*PROBLEM TO WORK ON*
Give back the whole listing word for word and skip each picture.

*AVAILABLE DATA*
<<<<
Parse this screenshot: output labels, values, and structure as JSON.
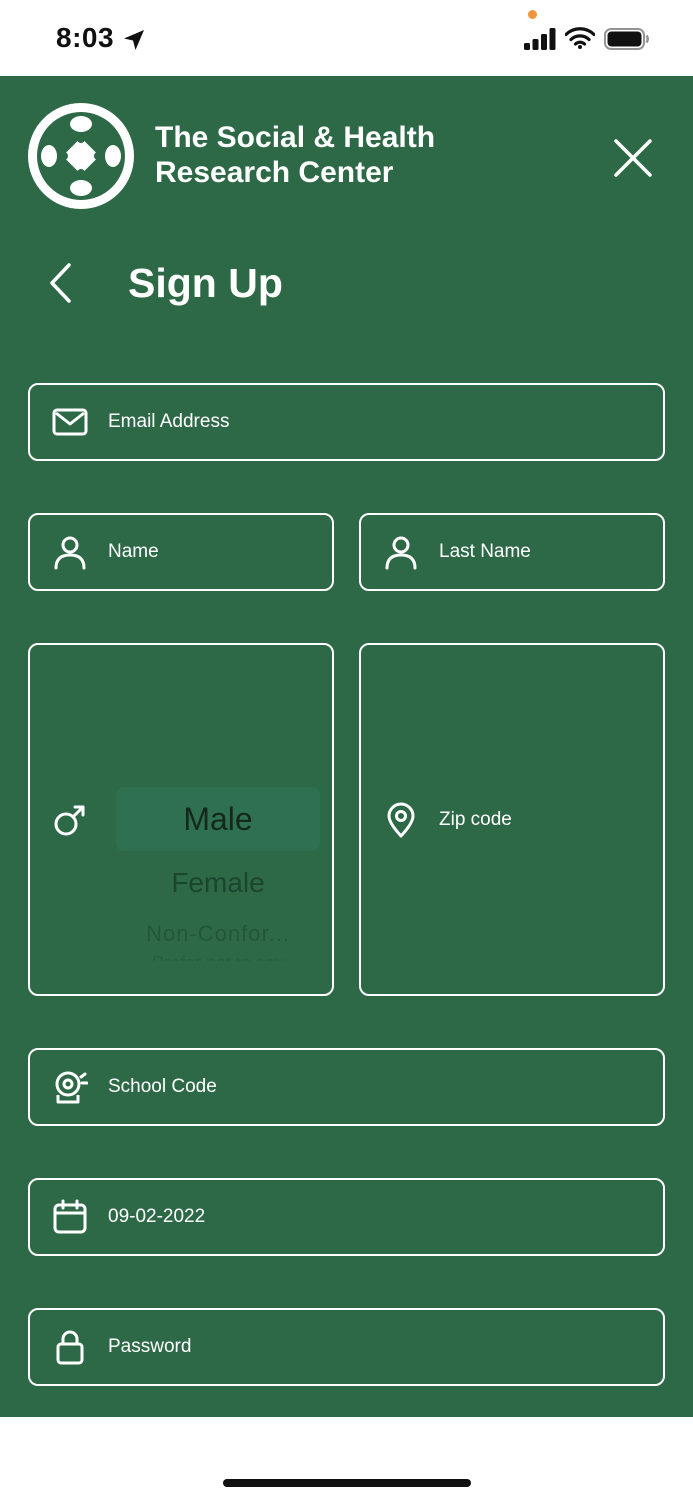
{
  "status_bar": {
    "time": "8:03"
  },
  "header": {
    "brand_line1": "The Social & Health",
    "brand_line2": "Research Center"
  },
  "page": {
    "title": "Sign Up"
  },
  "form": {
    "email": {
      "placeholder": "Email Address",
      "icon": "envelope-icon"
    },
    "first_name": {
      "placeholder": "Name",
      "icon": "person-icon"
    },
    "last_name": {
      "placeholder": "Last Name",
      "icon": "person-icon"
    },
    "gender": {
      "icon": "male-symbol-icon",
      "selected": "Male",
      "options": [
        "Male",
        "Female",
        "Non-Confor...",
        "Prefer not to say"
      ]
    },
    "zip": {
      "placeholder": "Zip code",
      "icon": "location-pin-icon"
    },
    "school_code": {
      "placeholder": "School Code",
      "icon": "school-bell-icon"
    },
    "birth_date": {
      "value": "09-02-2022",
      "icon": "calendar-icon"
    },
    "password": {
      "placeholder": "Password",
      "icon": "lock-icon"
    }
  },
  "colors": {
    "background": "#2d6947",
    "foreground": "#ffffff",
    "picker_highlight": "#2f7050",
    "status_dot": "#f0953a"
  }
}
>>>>
*RESULT OF THE EXERCISE*
Parse this screenshot: output labels, values, and structure as JSON.
{
  "status_bar": {
    "time": "8:03"
  },
  "header": {
    "brand_line1": "The Social & Health",
    "brand_line2": "Research Center"
  },
  "page": {
    "title": "Sign Up"
  },
  "form": {
    "email": {
      "placeholder": "Email Address",
      "icon": "envelope-icon"
    },
    "first_name": {
      "placeholder": "Name",
      "icon": "person-icon"
    },
    "last_name": {
      "placeholder": "Last Name",
      "icon": "person-icon"
    },
    "gender": {
      "icon": "male-symbol-icon",
      "selected": "Male",
      "options": [
        "Male",
        "Female",
        "Non-Confor...",
        "Prefer not to say"
      ]
    },
    "zip": {
      "placeholder": "Zip code",
      "icon": "location-pin-icon"
    },
    "school_code": {
      "placeholder": "School Code",
      "icon": "school-bell-icon"
    },
    "birth_date": {
      "value": "09-02-2022",
      "icon": "calendar-icon"
    },
    "password": {
      "placeholder": "Password",
      "icon": "lock-icon"
    }
  },
  "colors": {
    "background": "#2d6947",
    "foreground": "#ffffff",
    "picker_highlight": "#2f7050",
    "status_dot": "#f0953a"
  }
}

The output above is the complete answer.